Please copy out every line in the records below that includes the word "user".

● Data
■ ■ ■ ■

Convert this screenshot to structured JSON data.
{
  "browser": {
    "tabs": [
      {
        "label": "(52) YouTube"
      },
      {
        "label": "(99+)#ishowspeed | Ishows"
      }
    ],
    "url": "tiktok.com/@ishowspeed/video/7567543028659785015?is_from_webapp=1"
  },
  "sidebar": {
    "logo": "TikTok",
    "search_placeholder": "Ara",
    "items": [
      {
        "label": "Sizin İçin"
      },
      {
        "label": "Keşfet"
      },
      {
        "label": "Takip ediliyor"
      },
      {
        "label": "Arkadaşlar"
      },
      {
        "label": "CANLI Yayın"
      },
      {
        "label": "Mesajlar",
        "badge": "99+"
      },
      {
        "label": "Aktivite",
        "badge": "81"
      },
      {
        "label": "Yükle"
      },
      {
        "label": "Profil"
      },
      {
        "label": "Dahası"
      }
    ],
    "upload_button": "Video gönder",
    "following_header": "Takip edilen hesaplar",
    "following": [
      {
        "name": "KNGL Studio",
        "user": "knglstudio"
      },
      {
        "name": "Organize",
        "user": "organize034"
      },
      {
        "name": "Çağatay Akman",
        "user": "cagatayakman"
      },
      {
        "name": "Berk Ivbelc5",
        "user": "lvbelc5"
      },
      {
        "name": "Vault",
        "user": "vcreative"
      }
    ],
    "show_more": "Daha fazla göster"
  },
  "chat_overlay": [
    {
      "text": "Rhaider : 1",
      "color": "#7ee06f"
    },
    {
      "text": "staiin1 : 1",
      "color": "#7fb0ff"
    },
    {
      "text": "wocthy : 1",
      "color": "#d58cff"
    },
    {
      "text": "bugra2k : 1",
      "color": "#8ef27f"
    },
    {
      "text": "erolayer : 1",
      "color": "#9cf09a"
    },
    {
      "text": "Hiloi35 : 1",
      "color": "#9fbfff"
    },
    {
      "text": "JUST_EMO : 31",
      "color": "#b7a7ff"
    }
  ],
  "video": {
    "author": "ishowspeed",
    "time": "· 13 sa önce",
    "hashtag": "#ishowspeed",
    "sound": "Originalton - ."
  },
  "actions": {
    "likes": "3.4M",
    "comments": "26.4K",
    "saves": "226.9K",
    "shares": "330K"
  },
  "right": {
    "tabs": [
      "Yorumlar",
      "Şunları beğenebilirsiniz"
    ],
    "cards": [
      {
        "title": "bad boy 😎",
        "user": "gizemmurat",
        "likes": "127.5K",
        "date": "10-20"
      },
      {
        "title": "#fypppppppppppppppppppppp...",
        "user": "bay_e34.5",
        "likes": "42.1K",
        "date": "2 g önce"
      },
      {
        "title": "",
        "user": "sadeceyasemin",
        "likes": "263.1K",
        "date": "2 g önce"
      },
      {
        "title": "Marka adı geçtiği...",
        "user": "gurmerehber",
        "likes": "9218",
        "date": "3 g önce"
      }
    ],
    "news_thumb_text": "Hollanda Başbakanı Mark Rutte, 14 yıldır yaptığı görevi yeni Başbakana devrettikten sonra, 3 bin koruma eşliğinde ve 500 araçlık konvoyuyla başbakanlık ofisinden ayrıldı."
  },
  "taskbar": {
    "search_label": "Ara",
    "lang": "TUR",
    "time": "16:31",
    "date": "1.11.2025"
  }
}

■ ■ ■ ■

● Reply
        "user": "knglstudio"
        "user": "organize034"
        "user": "cagatayakman"
        "user": "lvbelc5"
        "user": "vcreative"
        "user": "gizemmurat",
        "user": "bay_e34.5",
        "user": "sadeceyasemin",
        "user": "gurmerehber",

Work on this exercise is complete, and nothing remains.